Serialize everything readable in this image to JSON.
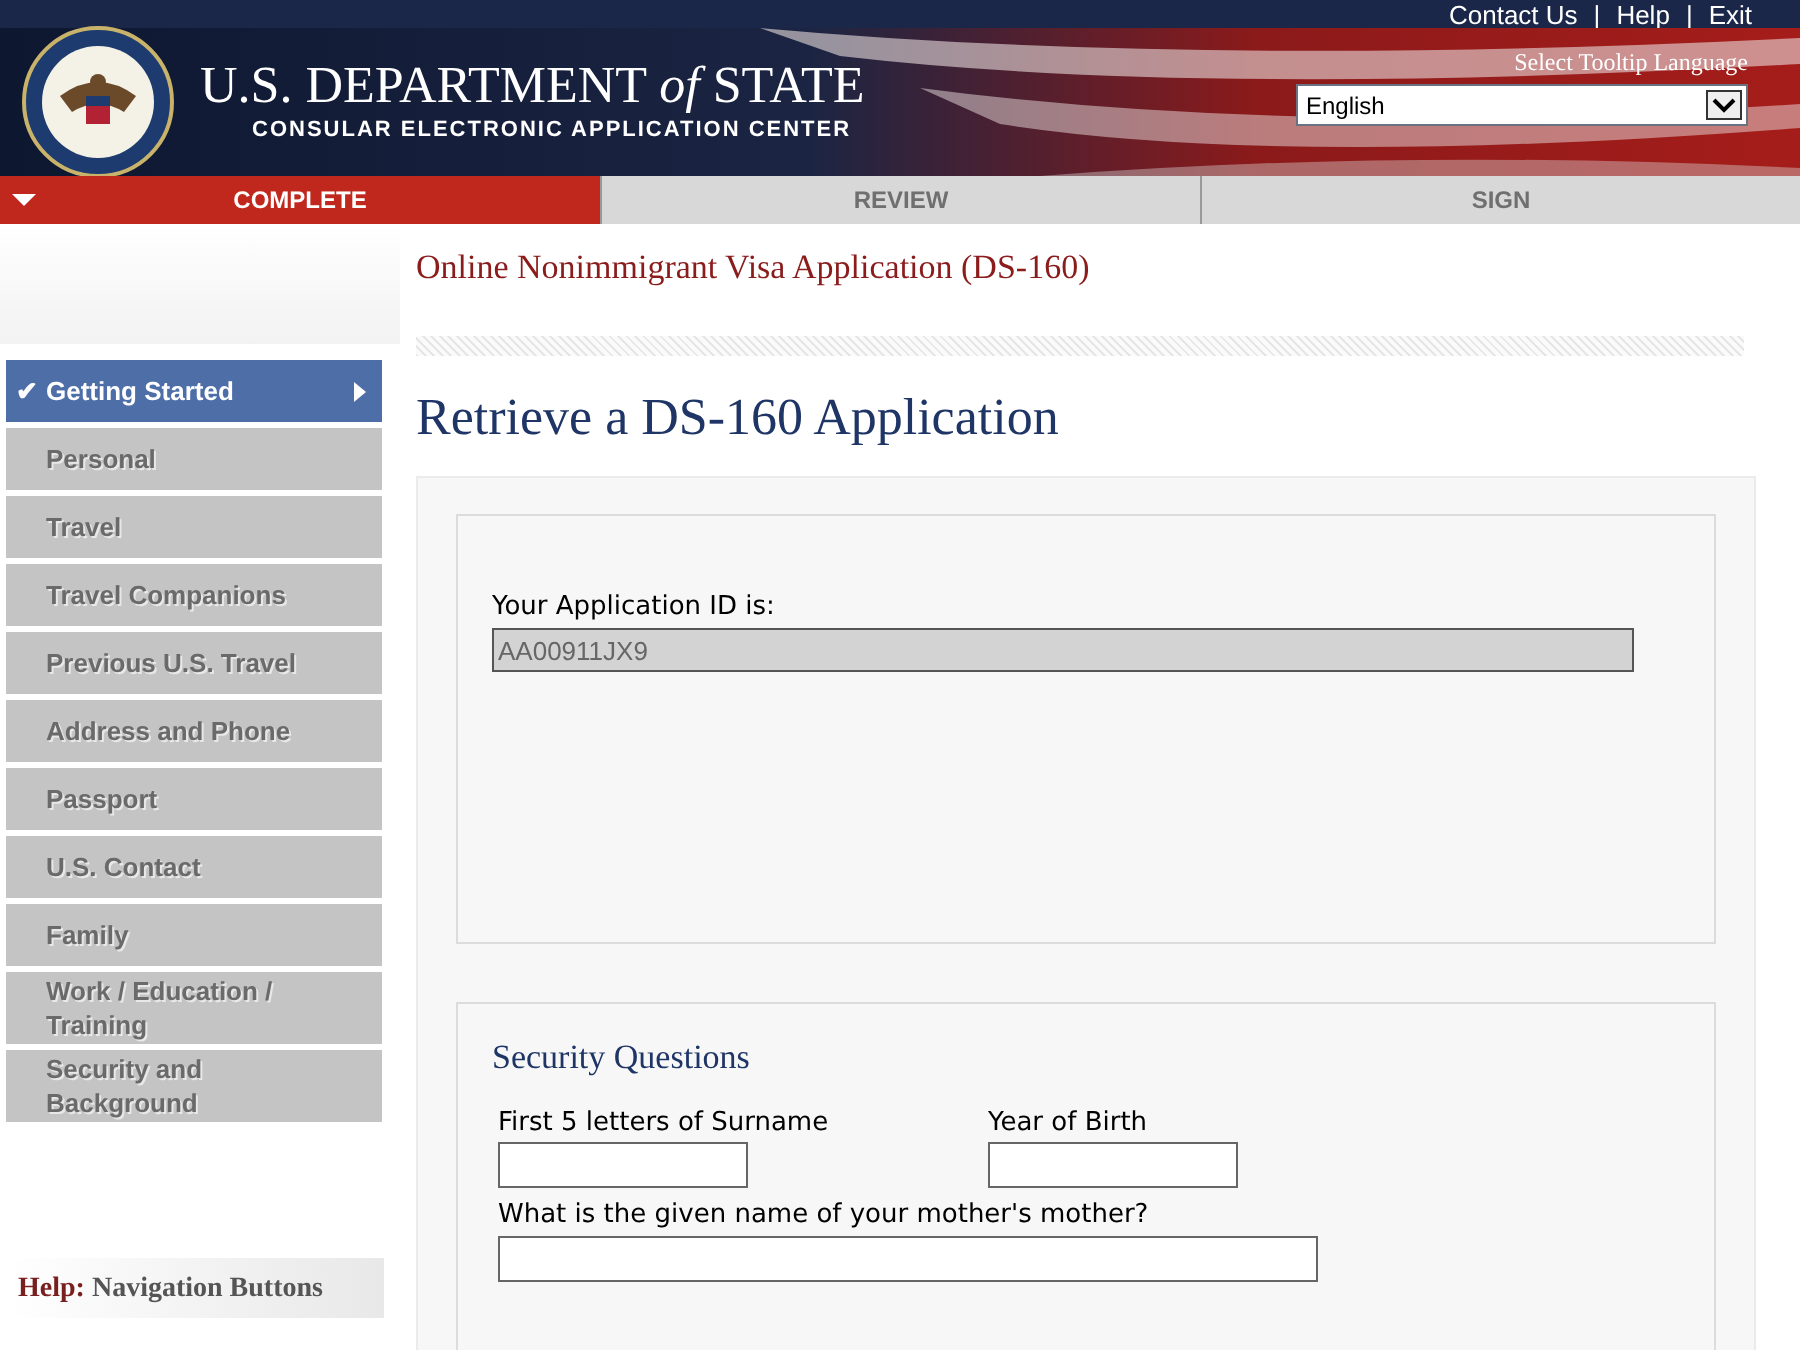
{
  "top_links": [
    "Contact Us",
    "Help",
    "Exit"
  ],
  "link_separator": "|",
  "header": {
    "title": "U.S. DEPARTMENT *of* STATE",
    "subtitle": "CONSULAR ELECTRONIC APPLICATION CENTER",
    "tooltip_label": "Select Tooltip Language",
    "language": "English"
  },
  "steps": [
    {
      "label": "COMPLETE",
      "selected": true
    },
    {
      "label": "REVIEW",
      "selected": false
    },
    {
      "label": "SIGN",
      "selected": false
    }
  ],
  "form_title": "Online Nonimmigrant Visa Application (DS-160)",
  "sidebar": {
    "check": "✔",
    "items": [
      {
        "label": "Getting Started",
        "selected": true,
        "disabled": false
      },
      {
        "label": "Personal",
        "selected": false,
        "disabled": true
      },
      {
        "label": "Travel",
        "selected": false,
        "disabled": true
      },
      {
        "label": "Travel Companions",
        "selected": false,
        "disabled": true
      },
      {
        "label": "Previous U.S. Travel",
        "selected": false,
        "disabled": true
      },
      {
        "label": "Address and Phone",
        "selected": false,
        "disabled": true
      },
      {
        "label": "Passport",
        "selected": false,
        "disabled": true
      },
      {
        "label": "U.S. Contact",
        "selected": false,
        "disabled": true
      },
      {
        "label": "Family",
        "selected": false,
        "disabled": true
      },
      {
        "label": "Work / Education / Training",
        "selected": false,
        "disabled": true
      },
      {
        "label": "Security and Background",
        "selected": false,
        "disabled": true
      }
    ],
    "help": {
      "label": "Help:",
      "text": "Navigation Buttons"
    }
  },
  "page_title": "Retrieve a DS-160 Application",
  "application_id": {
    "label": "Your Application ID is:",
    "value": "AA00911JX9",
    "disabled": true
  },
  "security": {
    "title": "Security Questions",
    "fields": [
      {
        "label": "First 5 letters of Surname"
      },
      {
        "label": "Year of Birth"
      },
      {
        "label": "What is the given name of your mother's mother?"
      }
    ]
  }
}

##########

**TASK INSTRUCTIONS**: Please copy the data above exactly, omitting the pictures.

**EXPECTED OUTPUT**:
Serialize everything readable in this image to JSON.
{
  "top_links": [
    "Contact Us",
    "Help",
    "Exit"
  ],
  "link_separator": "|",
  "header": {
    "title": "U.S. DEPARTMENT *of* STATE",
    "subtitle": "CONSULAR ELECTRONIC APPLICATION CENTER",
    "tooltip_label": "Select Tooltip Language",
    "language": "English"
  },
  "steps": [
    {
      "label": "COMPLETE",
      "selected": true
    },
    {
      "label": "REVIEW",
      "selected": false
    },
    {
      "label": "SIGN",
      "selected": false
    }
  ],
  "form_title": "Online Nonimmigrant Visa Application (DS-160)",
  "sidebar": {
    "check": "✔",
    "items": [
      {
        "label": "Getting Started",
        "selected": true,
        "disabled": false
      },
      {
        "label": "Personal",
        "selected": false,
        "disabled": true
      },
      {
        "label": "Travel",
        "selected": false,
        "disabled": true
      },
      {
        "label": "Travel Companions",
        "selected": false,
        "disabled": true
      },
      {
        "label": "Previous U.S. Travel",
        "selected": false,
        "disabled": true
      },
      {
        "label": "Address and Phone",
        "selected": false,
        "disabled": true
      },
      {
        "label": "Passport",
        "selected": false,
        "disabled": true
      },
      {
        "label": "U.S. Contact",
        "selected": false,
        "disabled": true
      },
      {
        "label": "Family",
        "selected": false,
        "disabled": true
      },
      {
        "label": "Work / Education / Training",
        "selected": false,
        "disabled": true
      },
      {
        "label": "Security and Background",
        "selected": false,
        "disabled": true
      }
    ],
    "help": {
      "label": "Help:",
      "text": "Navigation Buttons"
    }
  },
  "page_title": "Retrieve a DS-160 Application",
  "application_id": {
    "label": "Your Application ID is:",
    "value": "AA00911JX9",
    "disabled": true
  },
  "security": {
    "title": "Security Questions",
    "fields": [
      {
        "label": "First 5 letters of Surname"
      },
      {
        "label": "Year of Birth"
      },
      {
        "label": "What is the given name of your mother's mother?"
      }
    ]
  }
}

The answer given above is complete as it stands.